Furthermore, it was noted that Bard “enables you to collaborate with generative AI.” The Bard was described as a “creative and helpful collaborator … whether you want to help planning the perfect birthday party and drafting the invitation, creating a pro & con list for a big decision, or understanding really complex topics simply.”

The machine learning model powering Bard reportedly reads trillions of words, picking up on the patterns that make up human language. So, it was characterized as “good at predicting what might be reasonable responses.”

“What I’ve been hearing,” Fix added, “is that many of these open-sourced LLMs (language learning models) are now just as good as ChatGPT/Bard and many companies are looking to build internally to prevent private data from being public.”

Future-Forward Solutions

When surmising what’s ahead for small businesses, Bunting said AI will “continue to deliver the most benefit for businesses.”

He noted that as AI gets more user-friendly, more businesses will adopt the technology.
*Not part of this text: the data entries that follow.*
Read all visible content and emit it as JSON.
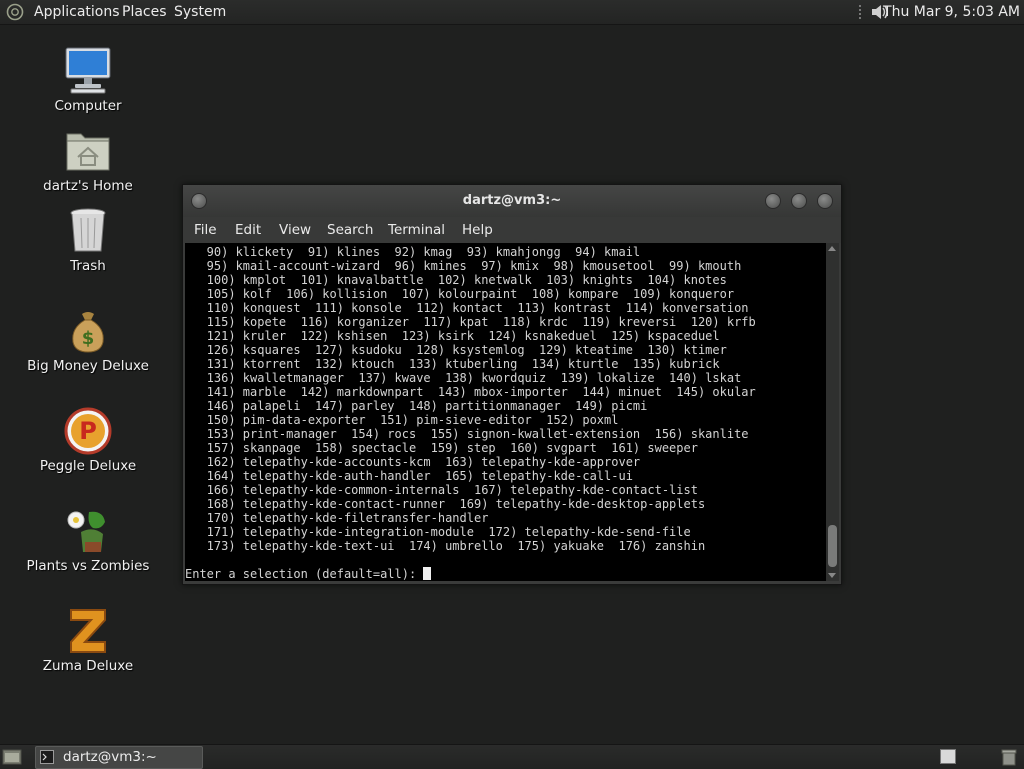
{
  "top_panel": {
    "menus": [
      "Applications",
      "Places",
      "System"
    ],
    "clock": "Thu Mar  9,  5:03 AM",
    "icons": {
      "logo": "distro-logo-icon",
      "volume": "volume-icon"
    }
  },
  "desktop_icons": [
    {
      "label": "Computer",
      "icon": "computer-icon"
    },
    {
      "label": "dartz's Home",
      "icon": "home-folder-icon"
    },
    {
      "label": "Trash",
      "icon": "trash-icon"
    },
    {
      "label": "Big Money Deluxe",
      "icon": "money-bag-icon"
    },
    {
      "label": "Peggle Deluxe",
      "icon": "peggle-icon"
    },
    {
      "label": "Plants vs Zombies",
      "icon": "plants-vs-zombies-icon"
    },
    {
      "label": "Zuma Deluxe",
      "icon": "zuma-icon"
    }
  ],
  "terminal": {
    "title": "dartz@vm3:~",
    "menu": [
      "File",
      "Edit",
      "View",
      "Search",
      "Terminal",
      "Help"
    ],
    "lines": [
      "   90) klickety  91) klines  92) kmag  93) kmahjongg  94) kmail",
      "   95) kmail-account-wizard  96) kmines  97) kmix  98) kmousetool  99) kmouth",
      "   100) kmplot  101) knavalbattle  102) knetwalk  103) knights  104) knotes",
      "   105) kolf  106) kollision  107) kolourpaint  108) kompare  109) konqueror",
      "   110) konquest  111) konsole  112) kontact  113) kontrast  114) konversation",
      "   115) kopete  116) korganizer  117) kpat  118) krdc  119) kreversi  120) krfb",
      "   121) kruler  122) kshisen  123) ksirk  124) ksnakeduel  125) kspaceduel",
      "   126) ksquares  127) ksudoku  128) ksystemlog  129) kteatime  130) ktimer",
      "   131) ktorrent  132) ktouch  133) ktuberling  134) kturtle  135) kubrick",
      "   136) kwalletmanager  137) kwave  138) kwordquiz  139) lokalize  140) lskat",
      "   141) marble  142) markdownpart  143) mbox-importer  144) minuet  145) okular",
      "   146) palapeli  147) parley  148) partitionmanager  149) picmi",
      "   150) pim-data-exporter  151) pim-sieve-editor  152) poxml",
      "   153) print-manager  154) rocs  155) signon-kwallet-extension  156) skanlite",
      "   157) skanpage  158) spectacle  159) step  160) svgpart  161) sweeper",
      "   162) telepathy-kde-accounts-kcm  163) telepathy-kde-approver",
      "   164) telepathy-kde-auth-handler  165) telepathy-kde-call-ui",
      "   166) telepathy-kde-common-internals  167) telepathy-kde-contact-list",
      "   168) telepathy-kde-contact-runner  169) telepathy-kde-desktop-applets",
      "   170) telepathy-kde-filetransfer-handler",
      "   171) telepathy-kde-integration-module  172) telepathy-kde-send-file",
      "   173) telepathy-kde-text-ui  174) umbrello  175) yakuake  176) zanshin"
    ],
    "prompt": "Enter a selection (default=all): "
  },
  "bottom_panel": {
    "task_label": "dartz@vm3:~"
  }
}
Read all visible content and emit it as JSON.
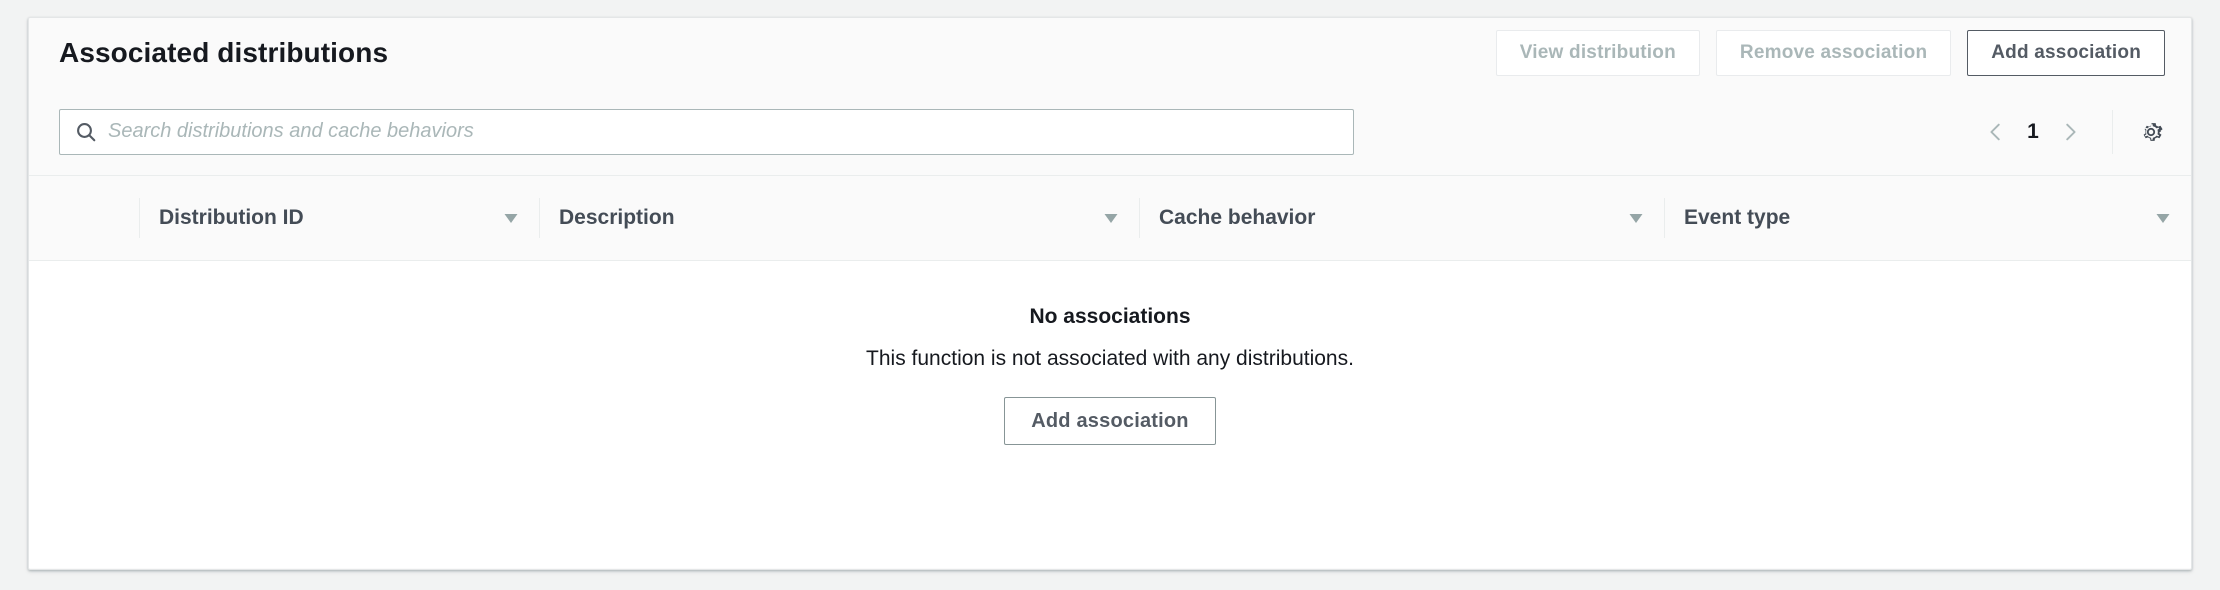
{
  "panel": {
    "title": "Associated distributions"
  },
  "header": {
    "buttons": [
      {
        "label": "View distribution",
        "name": "view-distribution-button",
        "disabled": true
      },
      {
        "label": "Remove association",
        "name": "remove-association-button",
        "disabled": true
      },
      {
        "label": "Add association",
        "name": "add-association-button",
        "disabled": false
      }
    ]
  },
  "search": {
    "placeholder": "Search distributions and cache behaviors",
    "value": "",
    "icon": "search-icon"
  },
  "pagination": {
    "previous_icon": "chevron-left-icon",
    "current_page": "1",
    "next_icon": "chevron-right-icon",
    "settings_icon": "gear-icon"
  },
  "table": {
    "columns": [
      {
        "label": "Distribution ID",
        "sort_icon": "sort-descending-icon"
      },
      {
        "label": "Description",
        "sort_icon": "sort-descending-icon"
      },
      {
        "label": "Cache behavior",
        "sort_icon": "sort-descending-icon"
      },
      {
        "label": "Event type",
        "sort_icon": "sort-descending-icon"
      }
    ],
    "rows": [],
    "empty_state": {
      "title": "No associations",
      "description": "This function is not associated with any distributions.",
      "action_label": "Add association"
    }
  },
  "colors": {
    "page_background": "#f2f3f3",
    "panel_background": "#fafafa",
    "table_body_background": "#ffffff",
    "text_primary": "#16191f",
    "text_secondary": "#545b64",
    "text_disabled": "#aab7b8",
    "border": "#eaeded",
    "input_border": "#aab7b8",
    "sort_icon": "#95a5a6"
  }
}
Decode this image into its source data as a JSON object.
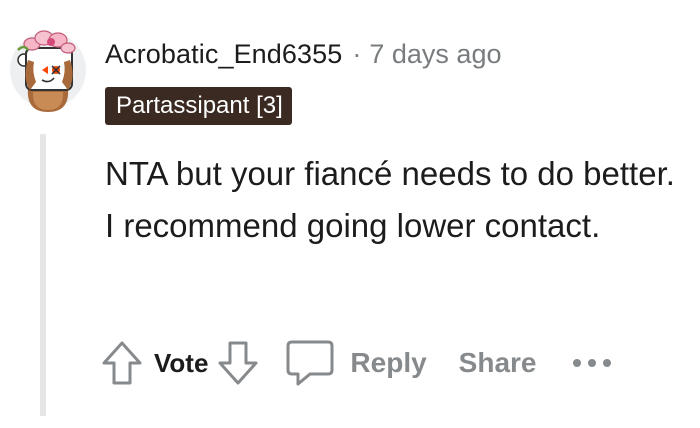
{
  "comment": {
    "author": "Acrobatic_End6355",
    "separator": "·",
    "timestamp": "7 days ago",
    "flair": "Partassipant [3]",
    "text": "NTA but your fiancé needs to do better. I recommend going lower contact."
  },
  "actions": {
    "vote_label": "Vote",
    "reply_label": "Reply",
    "share_label": "Share",
    "more_label": "•••"
  },
  "icons": {
    "upvote": "upvote-arrow-icon",
    "downvote": "downvote-arrow-icon",
    "reply": "speech-bubble-icon",
    "more": "ellipsis-icon"
  },
  "colors": {
    "text": "#1c1c1c",
    "muted": "#787c7e",
    "action_gray": "#878a8c",
    "flair_bg": "#3a2a22",
    "flair_text": "#ffffff",
    "thread_line": "#e6e6e6"
  }
}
Bunting also predicts that the next big platform will be virtual reality.

“Currently, VR is mostly used by innovators however in the next two to five years VR will emerge as a viable technology platform,” he said. “Our team is currently working on solutions that use AI and VR.”

For those who may be considering new investments in technologies and/or updates to legacy systems, Bunting stressed that AI technology is not “one size fits all.”

“There is a spectrum of [artificial intelligence] that exists,” he said. “I think it’s best to analyze the problem and identify the right AI to deliver a benefit.”

“Sometimes,” he added, “the initial application of AI can be simple, then over time built upon to achieve higher intelligence and automation.”

Watson of CAN also provided his insights into best practices when exploring tech-driven investments, either as updates or as completely new solutions.

“Beware the cost of implementation — even of small changes to legacy systems,” he stated. “It may seem like it’s just a piece of software, just a small change of process. But, many times, people’s livelihood — their quotas, pay and company value — are tied to these processes and how they are defined.”

Watson noted the importance of thinking about the implications of automating processes that change even the most seemingly small details. For instance, changing the way a business defines a customer could be detrimental.

“ … their bonuses could be hit, their job may become in question,” he explained. “Nothing is worse than a VP who didn’t hit their bonuses or a manager whose job is now half automated, because you changed the definition of a customer or automated a critical, human touch-needed process.”

“Communication to all who use the system or process,” he emphasized, “is very much needed.”